However, you can also rely on other clothing items to help rescuers locate you in an emergency. Specifically, the professional search team suggested leaving scent articles — clothing items that carry your distinct smell — near your car or campsite. Choose a garment, such as a hat or shirt, that only you've worn, and place it in a sealed bag with your name. Then, if you go missing during your hike, sniffing dogs can smell the garment and follow the scent along the trail.

Finally, select your hiking clothes carefully before venturing out. Ditch the camouflage gear and opt for bright clothing instead, as the American Hiking Society recommends. A colorful hiking backpack or reflective jacket could help rescuers spot you more easily between trees and other visual obstructions.

Other ways to track your hike

Footprints and clothing are helpful, but don't just rely on these methods to stay safe while hiking. One of the most important steps you can take is to keep others informed of your hike. Download an app, such as Topo GPS, that allows you to plan and share your routes digitally, or buy a GPS device that updates your loved ones with your whereabouts. Keep in mind that some trails have a spotty signal, so it's a good idea to communicate ahead of time, explaining where you plan to go and what time you intend to return home.

Once you're out for your hike, stay on designated trails when possible. Even if you're curious about an off-the-beaten-path spot, it's wise to stay on marked paths to remain on course and easily retrace your steps if needed.
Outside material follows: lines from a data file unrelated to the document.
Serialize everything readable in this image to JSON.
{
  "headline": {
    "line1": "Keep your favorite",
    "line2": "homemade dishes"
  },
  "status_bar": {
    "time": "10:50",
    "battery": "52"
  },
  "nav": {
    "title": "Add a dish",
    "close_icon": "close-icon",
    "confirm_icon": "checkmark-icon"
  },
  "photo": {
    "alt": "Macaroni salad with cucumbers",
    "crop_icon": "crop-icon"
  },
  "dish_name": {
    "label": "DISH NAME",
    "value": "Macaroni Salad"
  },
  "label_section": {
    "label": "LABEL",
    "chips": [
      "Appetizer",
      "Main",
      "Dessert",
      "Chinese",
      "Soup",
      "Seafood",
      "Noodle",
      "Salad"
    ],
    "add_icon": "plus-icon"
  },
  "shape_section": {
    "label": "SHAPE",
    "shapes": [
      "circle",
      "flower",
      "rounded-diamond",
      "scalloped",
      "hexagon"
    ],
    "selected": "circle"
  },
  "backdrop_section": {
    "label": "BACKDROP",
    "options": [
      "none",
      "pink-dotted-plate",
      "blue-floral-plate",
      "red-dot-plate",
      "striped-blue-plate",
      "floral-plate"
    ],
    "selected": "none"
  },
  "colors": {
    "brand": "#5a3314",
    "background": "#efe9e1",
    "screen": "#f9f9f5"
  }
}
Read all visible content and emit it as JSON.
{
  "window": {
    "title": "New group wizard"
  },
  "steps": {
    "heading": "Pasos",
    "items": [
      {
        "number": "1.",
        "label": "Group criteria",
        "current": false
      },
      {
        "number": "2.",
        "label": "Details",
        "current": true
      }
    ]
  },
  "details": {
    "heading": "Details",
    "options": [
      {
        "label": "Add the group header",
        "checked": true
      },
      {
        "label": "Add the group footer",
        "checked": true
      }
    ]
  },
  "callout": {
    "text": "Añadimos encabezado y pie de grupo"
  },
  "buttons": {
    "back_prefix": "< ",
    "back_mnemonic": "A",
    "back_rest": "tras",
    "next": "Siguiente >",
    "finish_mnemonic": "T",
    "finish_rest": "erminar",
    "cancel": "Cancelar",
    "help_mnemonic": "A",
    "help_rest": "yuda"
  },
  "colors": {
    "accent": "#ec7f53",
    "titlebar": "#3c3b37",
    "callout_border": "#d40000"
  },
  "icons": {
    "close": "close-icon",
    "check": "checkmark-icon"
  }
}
If trails aren't easy to identify, or if they branch off into multiple directions, tie a flag or string around nearby trees to identify your path, but make sure to return and collect the markers before you head home (remember, leave no trace!).

If you do get lost on a hike, stay put and call for help. As Devin Hiemstra, an experienced volunteer at Tahoe Nordic Search and Rescue, told Outside, "We always think we can trace our footprints or get to a better spot, but often we end up getting ourselves more lost or to a worse spot to be found."